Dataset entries
──────────
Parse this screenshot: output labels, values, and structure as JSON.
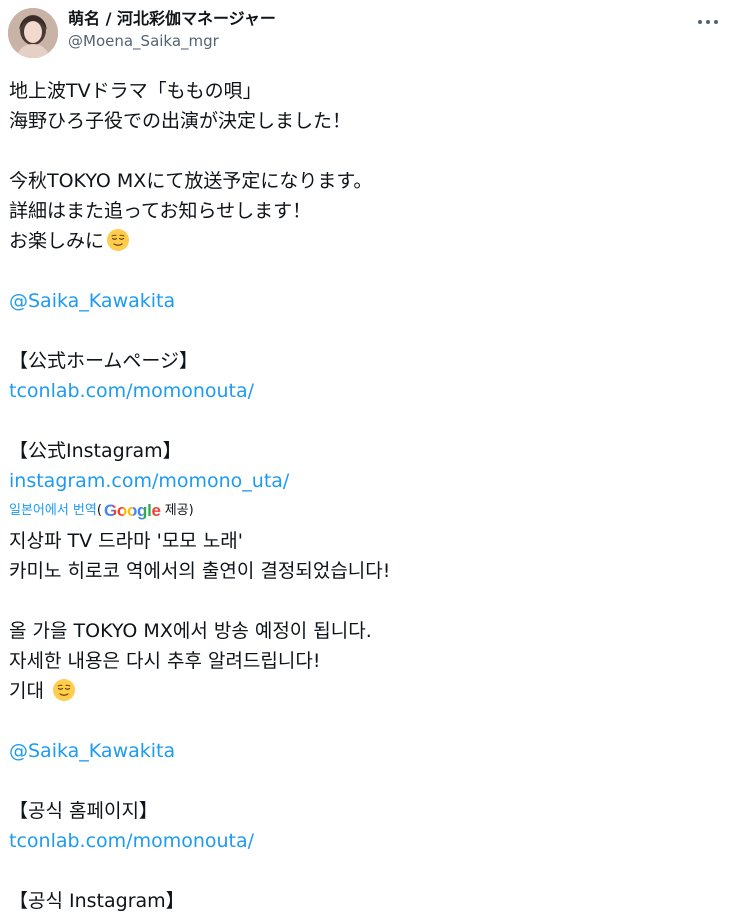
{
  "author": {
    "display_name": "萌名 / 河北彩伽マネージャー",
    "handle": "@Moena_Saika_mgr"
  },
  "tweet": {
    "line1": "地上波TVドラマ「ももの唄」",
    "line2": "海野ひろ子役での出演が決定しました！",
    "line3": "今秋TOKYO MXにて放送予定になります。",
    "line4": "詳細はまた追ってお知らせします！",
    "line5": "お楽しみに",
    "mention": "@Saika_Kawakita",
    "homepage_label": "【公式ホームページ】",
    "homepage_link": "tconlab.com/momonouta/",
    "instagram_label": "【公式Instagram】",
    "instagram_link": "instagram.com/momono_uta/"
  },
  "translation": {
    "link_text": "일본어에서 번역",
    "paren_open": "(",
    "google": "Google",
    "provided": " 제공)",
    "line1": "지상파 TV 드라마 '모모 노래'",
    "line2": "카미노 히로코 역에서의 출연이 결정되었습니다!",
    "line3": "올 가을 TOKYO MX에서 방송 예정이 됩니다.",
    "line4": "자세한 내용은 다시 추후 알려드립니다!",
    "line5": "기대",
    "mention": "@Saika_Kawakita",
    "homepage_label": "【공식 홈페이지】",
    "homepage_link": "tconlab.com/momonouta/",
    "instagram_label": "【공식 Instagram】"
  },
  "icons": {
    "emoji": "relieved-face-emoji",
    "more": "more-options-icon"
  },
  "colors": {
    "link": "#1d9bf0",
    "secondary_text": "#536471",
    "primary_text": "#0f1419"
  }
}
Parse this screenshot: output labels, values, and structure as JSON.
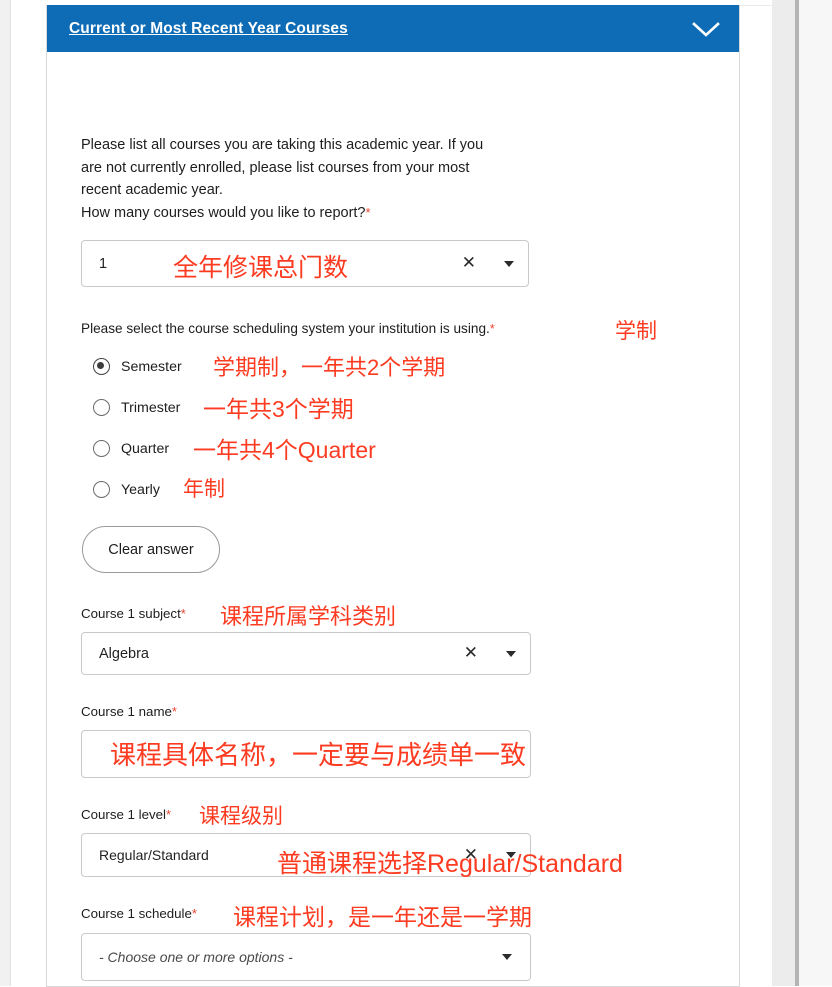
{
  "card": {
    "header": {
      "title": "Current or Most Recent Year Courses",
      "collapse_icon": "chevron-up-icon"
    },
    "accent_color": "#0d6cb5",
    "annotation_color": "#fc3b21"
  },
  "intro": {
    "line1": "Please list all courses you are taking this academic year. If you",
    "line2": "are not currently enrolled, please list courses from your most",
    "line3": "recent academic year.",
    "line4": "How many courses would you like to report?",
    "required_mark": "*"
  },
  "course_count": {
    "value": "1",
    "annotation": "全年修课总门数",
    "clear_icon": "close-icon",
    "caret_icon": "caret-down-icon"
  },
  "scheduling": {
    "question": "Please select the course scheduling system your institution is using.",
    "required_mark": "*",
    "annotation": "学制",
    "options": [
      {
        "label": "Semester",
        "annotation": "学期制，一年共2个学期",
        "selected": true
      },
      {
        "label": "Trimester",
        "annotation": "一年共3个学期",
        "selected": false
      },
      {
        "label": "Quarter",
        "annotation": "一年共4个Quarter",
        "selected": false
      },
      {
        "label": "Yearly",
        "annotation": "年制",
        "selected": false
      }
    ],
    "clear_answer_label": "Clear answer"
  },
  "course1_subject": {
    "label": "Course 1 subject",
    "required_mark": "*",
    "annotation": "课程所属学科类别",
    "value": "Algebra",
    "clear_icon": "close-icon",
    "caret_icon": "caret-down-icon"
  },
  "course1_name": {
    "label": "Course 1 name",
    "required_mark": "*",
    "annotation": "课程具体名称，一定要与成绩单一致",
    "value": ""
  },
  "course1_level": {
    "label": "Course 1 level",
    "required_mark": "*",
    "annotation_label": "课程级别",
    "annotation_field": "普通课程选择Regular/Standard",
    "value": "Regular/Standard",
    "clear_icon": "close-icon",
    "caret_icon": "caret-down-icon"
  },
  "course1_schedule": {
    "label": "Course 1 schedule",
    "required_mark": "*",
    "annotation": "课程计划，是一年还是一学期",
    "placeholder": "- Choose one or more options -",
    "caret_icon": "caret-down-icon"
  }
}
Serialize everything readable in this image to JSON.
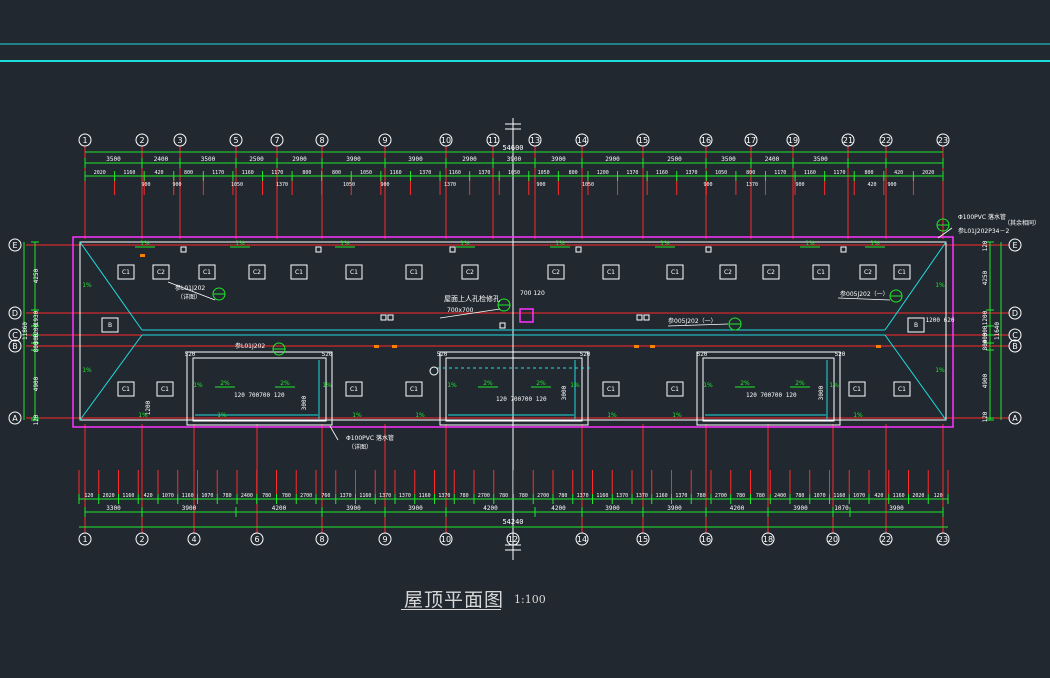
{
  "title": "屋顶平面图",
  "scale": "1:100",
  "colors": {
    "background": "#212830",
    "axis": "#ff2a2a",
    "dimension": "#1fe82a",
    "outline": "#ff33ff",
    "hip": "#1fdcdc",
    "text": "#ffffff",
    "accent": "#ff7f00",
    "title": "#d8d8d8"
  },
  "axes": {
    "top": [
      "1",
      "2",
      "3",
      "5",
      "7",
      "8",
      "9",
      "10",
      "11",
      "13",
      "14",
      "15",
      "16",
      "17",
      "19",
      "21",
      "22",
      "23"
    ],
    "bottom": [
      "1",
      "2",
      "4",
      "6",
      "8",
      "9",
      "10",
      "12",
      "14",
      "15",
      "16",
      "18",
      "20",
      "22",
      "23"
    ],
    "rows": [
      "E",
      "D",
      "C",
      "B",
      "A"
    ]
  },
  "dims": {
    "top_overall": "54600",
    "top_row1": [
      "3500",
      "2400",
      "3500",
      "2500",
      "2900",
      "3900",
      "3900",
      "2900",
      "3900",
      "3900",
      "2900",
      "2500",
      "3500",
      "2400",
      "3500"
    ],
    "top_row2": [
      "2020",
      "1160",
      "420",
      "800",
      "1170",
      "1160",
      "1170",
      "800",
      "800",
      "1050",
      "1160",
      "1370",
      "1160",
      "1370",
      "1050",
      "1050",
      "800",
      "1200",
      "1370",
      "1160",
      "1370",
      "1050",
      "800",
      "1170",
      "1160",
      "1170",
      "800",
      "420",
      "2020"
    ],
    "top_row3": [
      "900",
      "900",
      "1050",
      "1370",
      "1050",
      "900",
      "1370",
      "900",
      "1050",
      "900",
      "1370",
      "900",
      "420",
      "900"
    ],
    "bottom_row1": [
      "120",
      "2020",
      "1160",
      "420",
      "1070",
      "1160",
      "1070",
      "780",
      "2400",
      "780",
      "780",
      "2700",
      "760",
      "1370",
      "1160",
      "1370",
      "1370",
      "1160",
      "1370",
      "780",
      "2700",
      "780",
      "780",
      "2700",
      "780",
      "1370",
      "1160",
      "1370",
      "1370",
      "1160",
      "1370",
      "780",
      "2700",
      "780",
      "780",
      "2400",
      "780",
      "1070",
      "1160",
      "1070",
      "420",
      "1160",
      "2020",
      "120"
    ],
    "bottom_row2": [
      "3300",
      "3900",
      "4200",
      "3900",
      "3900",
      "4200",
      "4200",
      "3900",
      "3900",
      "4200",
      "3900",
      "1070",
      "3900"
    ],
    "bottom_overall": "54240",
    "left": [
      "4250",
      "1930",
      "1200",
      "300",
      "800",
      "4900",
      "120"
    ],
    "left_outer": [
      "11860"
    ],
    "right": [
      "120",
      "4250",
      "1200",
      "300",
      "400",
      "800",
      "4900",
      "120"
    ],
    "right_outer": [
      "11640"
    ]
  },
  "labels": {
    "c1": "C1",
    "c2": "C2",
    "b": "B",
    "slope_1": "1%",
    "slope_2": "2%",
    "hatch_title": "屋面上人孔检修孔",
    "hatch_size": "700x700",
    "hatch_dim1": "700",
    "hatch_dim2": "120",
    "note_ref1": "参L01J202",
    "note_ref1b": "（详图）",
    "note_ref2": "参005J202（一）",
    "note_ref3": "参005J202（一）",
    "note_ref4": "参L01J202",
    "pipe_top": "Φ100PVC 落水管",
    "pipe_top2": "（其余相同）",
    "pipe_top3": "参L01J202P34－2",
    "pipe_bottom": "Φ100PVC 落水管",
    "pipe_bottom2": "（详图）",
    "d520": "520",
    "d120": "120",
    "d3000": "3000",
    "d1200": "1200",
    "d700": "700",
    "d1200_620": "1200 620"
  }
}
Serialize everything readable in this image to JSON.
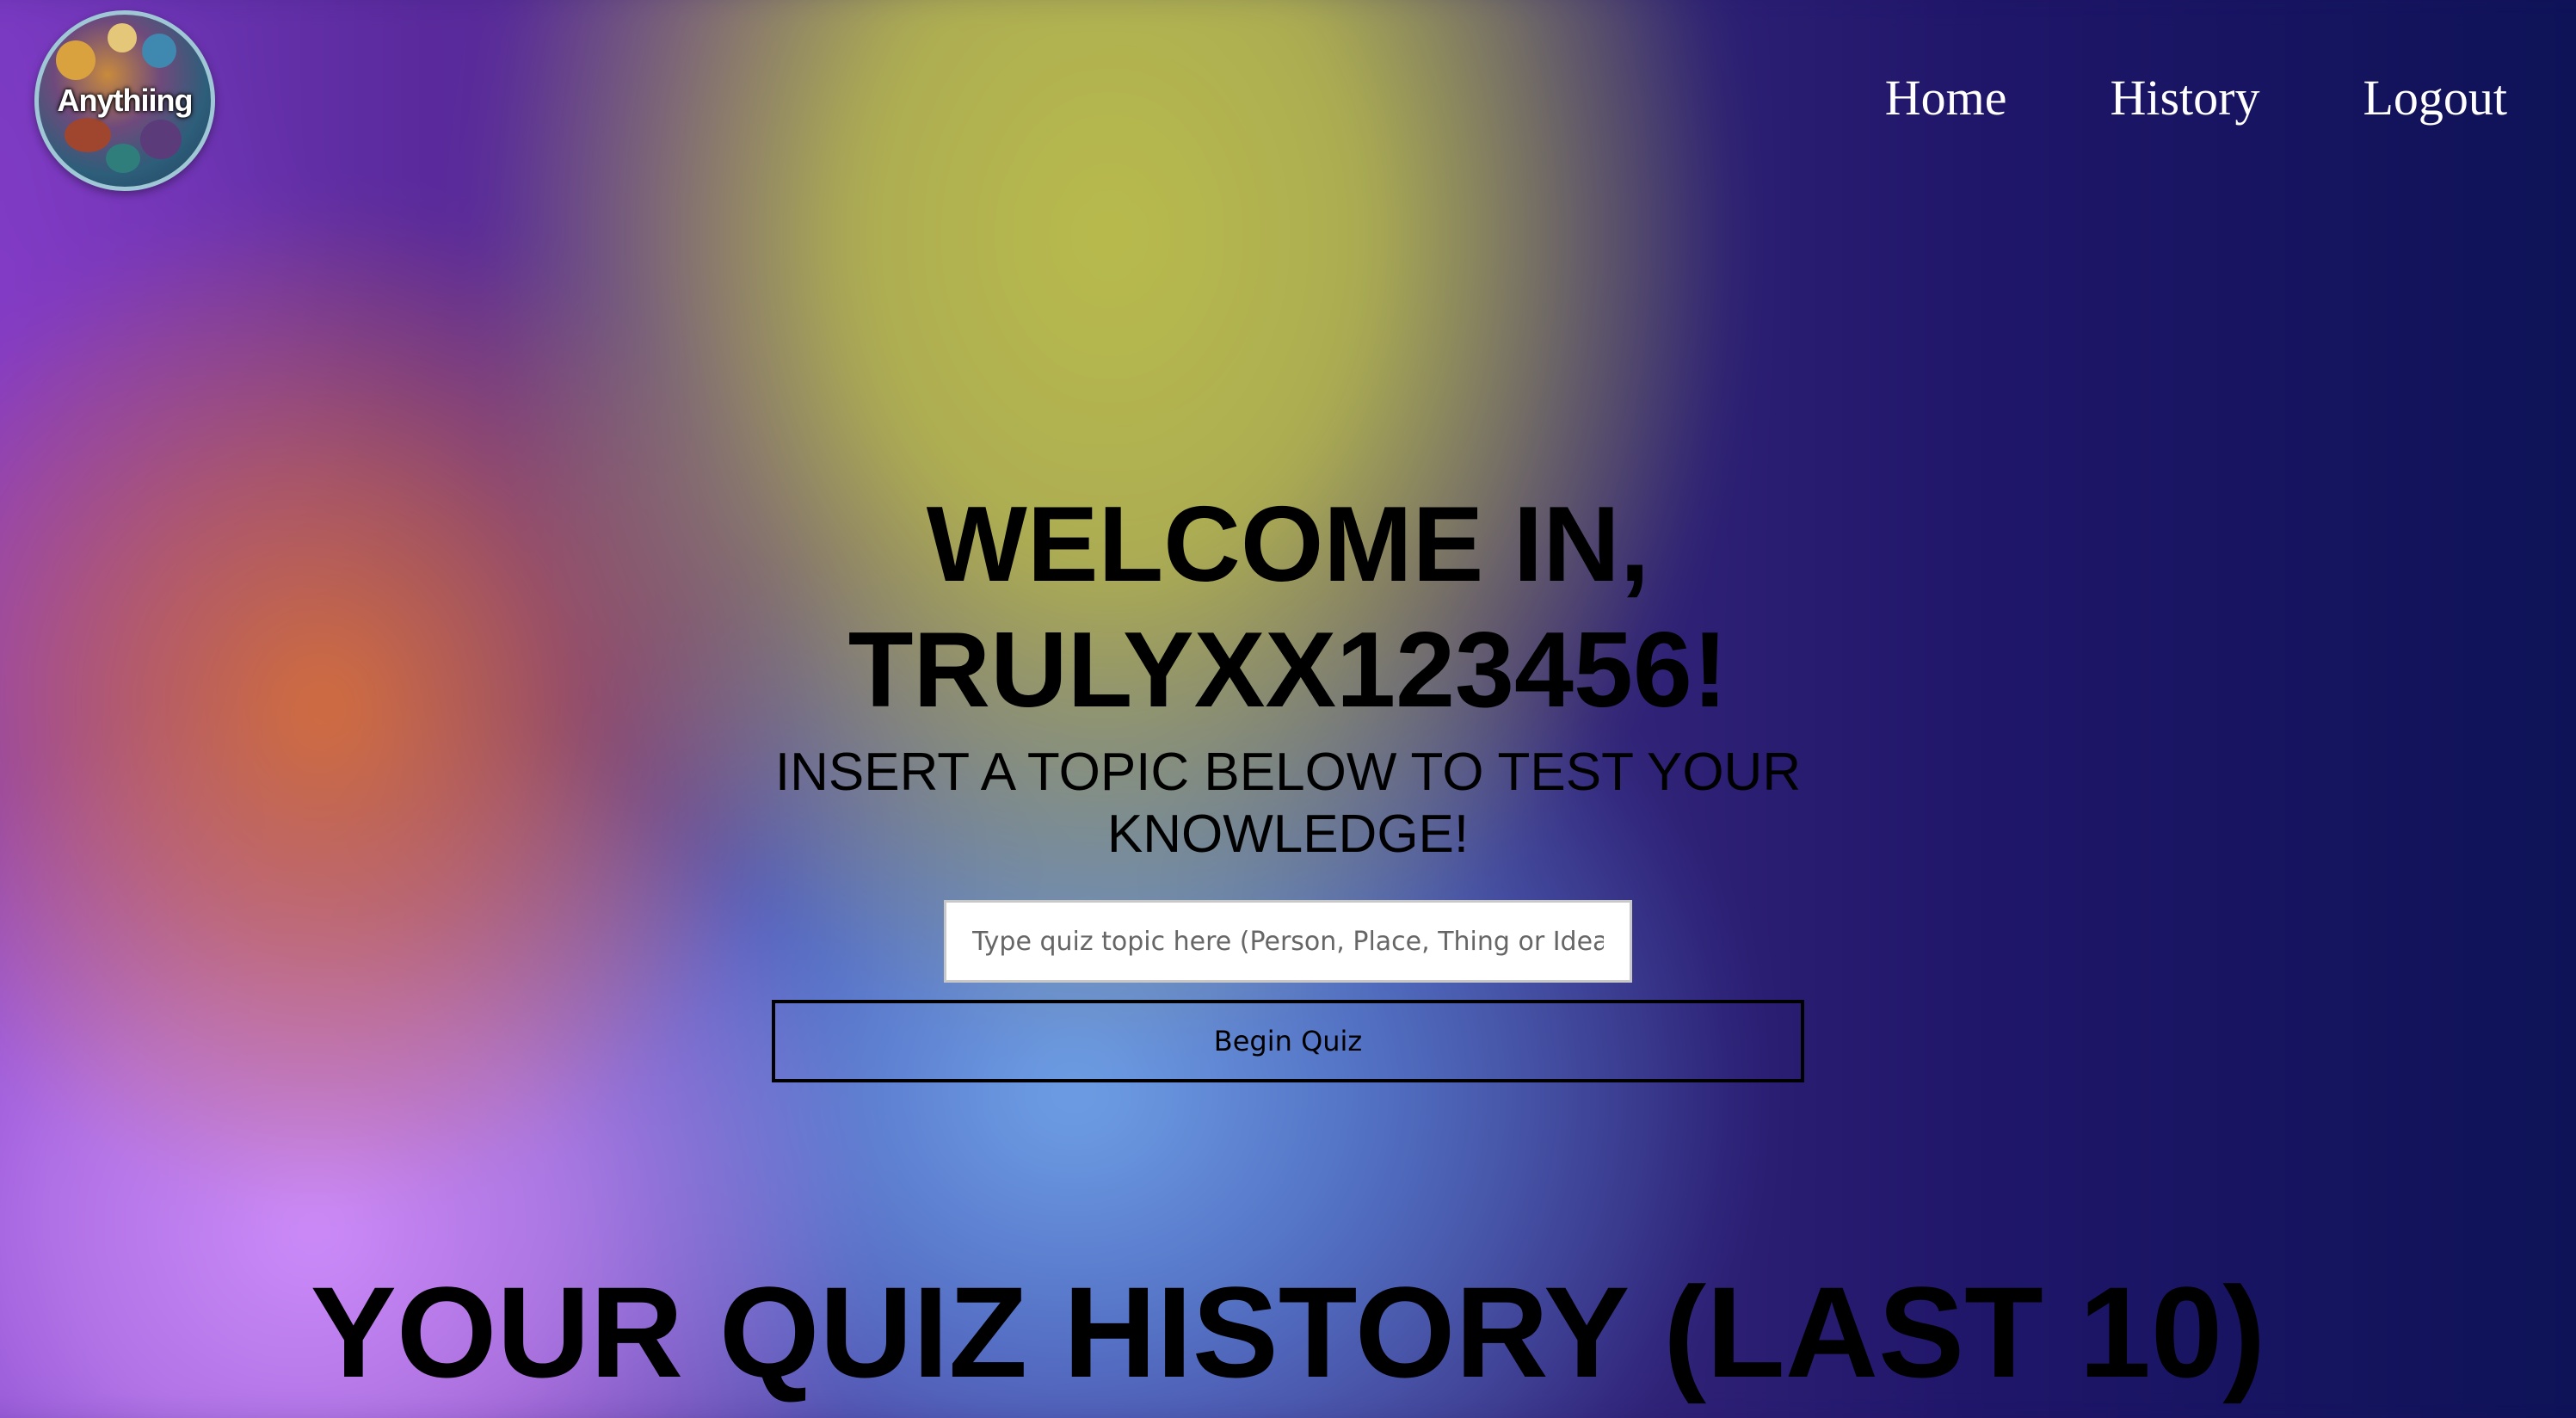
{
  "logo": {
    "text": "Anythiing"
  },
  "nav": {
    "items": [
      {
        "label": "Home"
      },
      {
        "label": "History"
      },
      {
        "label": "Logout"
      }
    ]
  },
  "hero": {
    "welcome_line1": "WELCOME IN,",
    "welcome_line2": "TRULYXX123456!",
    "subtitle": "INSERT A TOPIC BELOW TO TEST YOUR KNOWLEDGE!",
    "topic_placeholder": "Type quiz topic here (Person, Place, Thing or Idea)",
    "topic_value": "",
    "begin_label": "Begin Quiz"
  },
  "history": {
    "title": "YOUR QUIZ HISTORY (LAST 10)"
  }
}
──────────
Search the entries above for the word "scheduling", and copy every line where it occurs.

WORKED SOLUTION →
  "scheduling": {
    "question": "Please select the course scheduling system your institution is using.",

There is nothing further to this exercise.